Your objective
The number of lines containing "description" is the only answer wanted; work it out from the entries below.

Input material
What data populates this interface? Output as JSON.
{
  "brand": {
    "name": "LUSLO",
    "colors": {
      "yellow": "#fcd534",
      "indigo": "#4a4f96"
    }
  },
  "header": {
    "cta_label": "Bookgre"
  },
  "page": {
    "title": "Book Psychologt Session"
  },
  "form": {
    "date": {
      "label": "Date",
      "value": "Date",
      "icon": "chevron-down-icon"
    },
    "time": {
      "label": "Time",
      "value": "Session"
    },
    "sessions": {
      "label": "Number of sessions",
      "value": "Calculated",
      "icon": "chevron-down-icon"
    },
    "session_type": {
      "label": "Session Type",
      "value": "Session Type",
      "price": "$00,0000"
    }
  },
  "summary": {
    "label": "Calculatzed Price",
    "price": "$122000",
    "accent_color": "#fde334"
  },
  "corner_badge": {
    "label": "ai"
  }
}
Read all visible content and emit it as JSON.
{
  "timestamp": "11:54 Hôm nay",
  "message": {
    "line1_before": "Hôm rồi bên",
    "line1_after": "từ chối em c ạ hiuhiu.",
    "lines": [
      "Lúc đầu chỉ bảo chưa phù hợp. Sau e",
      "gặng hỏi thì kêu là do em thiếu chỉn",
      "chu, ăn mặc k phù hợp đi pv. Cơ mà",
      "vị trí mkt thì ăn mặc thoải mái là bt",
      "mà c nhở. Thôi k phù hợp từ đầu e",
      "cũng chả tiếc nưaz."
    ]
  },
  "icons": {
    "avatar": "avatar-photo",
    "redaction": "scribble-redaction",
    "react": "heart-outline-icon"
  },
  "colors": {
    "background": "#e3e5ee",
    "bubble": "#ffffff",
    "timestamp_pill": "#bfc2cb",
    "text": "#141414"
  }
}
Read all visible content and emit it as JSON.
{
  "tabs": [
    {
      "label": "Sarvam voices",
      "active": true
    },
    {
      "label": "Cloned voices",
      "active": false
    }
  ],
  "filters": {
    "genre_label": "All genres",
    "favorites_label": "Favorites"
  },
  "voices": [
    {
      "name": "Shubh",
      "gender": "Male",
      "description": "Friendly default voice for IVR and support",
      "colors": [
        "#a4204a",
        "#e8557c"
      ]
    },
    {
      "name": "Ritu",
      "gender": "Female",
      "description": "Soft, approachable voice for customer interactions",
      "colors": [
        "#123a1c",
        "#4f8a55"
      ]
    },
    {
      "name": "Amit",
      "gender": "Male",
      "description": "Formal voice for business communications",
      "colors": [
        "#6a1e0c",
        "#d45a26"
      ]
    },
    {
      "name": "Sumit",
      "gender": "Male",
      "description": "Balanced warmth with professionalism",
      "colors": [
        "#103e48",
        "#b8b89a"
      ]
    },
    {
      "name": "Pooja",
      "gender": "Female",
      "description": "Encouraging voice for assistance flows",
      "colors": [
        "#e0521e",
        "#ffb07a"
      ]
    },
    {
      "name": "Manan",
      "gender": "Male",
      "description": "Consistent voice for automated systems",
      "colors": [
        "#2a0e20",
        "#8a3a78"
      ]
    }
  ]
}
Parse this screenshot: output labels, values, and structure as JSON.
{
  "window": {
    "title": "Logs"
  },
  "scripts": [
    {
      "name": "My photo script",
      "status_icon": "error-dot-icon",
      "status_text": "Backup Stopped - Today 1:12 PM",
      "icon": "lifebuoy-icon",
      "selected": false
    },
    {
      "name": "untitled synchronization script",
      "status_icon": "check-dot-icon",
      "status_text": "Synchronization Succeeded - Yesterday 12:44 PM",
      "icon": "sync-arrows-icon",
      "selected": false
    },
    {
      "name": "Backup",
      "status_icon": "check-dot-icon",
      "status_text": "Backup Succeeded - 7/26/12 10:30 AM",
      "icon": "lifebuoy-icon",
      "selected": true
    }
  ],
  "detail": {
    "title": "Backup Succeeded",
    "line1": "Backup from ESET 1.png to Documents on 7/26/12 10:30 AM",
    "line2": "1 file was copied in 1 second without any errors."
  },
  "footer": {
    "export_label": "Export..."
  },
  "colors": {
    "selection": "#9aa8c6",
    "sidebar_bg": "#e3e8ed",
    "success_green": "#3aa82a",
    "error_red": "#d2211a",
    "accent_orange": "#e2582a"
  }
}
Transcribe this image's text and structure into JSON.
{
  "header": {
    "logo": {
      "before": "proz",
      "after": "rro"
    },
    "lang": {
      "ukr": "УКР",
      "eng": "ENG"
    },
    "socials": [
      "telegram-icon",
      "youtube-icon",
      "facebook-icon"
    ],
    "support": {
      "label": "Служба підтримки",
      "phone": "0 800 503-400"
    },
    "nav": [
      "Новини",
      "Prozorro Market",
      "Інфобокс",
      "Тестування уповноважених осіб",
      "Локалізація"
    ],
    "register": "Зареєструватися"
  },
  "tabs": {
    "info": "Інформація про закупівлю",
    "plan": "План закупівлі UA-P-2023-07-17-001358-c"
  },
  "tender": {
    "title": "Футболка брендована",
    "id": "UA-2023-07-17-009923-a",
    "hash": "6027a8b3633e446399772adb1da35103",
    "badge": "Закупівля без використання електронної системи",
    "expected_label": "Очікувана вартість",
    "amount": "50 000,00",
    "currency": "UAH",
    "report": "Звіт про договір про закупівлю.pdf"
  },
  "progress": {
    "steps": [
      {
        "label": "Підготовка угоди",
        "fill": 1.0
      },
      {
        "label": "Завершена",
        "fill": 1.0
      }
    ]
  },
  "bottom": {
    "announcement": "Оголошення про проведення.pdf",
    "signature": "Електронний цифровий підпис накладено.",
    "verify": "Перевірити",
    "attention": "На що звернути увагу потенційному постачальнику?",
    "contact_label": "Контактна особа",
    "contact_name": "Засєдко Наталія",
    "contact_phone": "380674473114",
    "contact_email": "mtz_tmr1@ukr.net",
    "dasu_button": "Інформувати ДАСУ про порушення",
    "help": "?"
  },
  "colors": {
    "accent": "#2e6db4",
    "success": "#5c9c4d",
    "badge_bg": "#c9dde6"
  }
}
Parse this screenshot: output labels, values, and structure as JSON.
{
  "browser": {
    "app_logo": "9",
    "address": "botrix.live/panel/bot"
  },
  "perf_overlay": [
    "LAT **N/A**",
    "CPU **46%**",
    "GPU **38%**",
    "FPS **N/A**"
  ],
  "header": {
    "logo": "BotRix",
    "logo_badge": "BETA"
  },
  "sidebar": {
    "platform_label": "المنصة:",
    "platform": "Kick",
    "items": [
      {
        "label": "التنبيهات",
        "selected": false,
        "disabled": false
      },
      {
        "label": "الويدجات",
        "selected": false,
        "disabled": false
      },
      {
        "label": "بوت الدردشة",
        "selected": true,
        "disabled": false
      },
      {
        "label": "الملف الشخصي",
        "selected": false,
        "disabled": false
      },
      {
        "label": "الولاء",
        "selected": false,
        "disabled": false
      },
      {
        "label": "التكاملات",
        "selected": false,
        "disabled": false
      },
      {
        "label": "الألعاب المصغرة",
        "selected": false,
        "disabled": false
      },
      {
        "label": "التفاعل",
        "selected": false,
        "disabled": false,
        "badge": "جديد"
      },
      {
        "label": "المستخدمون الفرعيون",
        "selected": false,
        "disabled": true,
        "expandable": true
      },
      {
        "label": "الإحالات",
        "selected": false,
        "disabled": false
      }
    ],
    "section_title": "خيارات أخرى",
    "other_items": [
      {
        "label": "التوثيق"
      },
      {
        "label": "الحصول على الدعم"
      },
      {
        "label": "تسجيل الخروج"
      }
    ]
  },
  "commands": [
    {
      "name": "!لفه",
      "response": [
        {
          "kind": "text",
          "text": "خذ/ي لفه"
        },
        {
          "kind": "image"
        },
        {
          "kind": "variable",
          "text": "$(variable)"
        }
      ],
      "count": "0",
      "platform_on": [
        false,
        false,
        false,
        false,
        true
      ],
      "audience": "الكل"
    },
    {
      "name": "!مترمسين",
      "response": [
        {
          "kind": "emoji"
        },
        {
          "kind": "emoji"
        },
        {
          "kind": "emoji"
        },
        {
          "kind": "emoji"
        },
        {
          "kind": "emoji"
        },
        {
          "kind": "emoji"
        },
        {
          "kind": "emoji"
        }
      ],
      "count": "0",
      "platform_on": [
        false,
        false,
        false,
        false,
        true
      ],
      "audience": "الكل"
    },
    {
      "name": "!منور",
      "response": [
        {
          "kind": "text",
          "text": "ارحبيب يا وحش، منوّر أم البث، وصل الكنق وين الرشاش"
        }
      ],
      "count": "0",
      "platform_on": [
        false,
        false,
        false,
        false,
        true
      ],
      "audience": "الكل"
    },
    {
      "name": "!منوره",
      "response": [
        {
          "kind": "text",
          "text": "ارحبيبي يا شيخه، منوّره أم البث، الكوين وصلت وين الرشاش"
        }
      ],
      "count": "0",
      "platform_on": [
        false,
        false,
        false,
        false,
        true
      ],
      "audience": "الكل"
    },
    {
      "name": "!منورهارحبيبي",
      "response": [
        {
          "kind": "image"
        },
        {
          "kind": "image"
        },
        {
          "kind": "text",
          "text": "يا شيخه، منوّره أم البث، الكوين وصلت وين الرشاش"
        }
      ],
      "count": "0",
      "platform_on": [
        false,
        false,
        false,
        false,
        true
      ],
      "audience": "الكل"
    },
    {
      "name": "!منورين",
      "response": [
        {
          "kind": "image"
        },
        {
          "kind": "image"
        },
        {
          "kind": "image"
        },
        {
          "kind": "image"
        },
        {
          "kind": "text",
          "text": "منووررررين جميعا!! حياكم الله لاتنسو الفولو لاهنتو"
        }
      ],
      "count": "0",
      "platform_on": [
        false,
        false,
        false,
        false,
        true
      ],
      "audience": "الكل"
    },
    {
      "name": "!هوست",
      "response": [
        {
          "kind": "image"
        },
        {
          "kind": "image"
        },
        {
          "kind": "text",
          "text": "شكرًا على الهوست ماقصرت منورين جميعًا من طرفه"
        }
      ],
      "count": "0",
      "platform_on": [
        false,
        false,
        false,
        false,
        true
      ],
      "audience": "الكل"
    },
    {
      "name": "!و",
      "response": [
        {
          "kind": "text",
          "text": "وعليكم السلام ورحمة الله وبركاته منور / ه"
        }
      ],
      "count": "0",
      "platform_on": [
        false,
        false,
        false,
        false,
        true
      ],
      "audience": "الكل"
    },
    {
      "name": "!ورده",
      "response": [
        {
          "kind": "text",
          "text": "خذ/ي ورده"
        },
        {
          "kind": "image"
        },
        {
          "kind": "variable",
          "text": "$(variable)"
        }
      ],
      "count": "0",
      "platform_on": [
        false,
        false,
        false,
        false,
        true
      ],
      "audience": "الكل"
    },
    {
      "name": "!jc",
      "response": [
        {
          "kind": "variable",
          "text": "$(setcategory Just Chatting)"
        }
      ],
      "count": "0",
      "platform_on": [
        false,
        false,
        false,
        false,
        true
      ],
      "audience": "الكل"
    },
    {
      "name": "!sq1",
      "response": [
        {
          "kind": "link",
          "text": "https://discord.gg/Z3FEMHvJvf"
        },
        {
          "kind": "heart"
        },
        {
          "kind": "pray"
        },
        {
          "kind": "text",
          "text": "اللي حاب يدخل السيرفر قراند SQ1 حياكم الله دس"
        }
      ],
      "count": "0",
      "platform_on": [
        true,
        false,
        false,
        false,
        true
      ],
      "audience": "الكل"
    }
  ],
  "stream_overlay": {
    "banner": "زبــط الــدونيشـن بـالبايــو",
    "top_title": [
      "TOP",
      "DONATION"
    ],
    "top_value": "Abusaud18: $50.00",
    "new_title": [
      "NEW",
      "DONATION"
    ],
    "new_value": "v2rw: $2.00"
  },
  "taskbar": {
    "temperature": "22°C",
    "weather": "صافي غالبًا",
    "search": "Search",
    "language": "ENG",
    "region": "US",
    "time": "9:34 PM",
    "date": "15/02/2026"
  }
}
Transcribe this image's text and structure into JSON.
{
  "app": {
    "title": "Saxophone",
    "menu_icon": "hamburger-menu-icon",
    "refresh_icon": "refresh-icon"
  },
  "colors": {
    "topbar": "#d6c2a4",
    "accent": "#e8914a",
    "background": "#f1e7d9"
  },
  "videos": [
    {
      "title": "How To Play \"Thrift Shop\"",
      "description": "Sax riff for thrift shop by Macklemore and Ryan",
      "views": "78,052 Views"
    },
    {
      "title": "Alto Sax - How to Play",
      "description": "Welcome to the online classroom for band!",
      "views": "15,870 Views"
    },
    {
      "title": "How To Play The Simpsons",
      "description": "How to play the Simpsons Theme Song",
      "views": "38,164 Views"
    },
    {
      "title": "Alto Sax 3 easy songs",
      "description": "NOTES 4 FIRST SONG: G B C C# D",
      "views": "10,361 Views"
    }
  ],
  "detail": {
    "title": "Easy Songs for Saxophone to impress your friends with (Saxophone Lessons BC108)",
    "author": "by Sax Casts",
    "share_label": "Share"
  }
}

Response below
10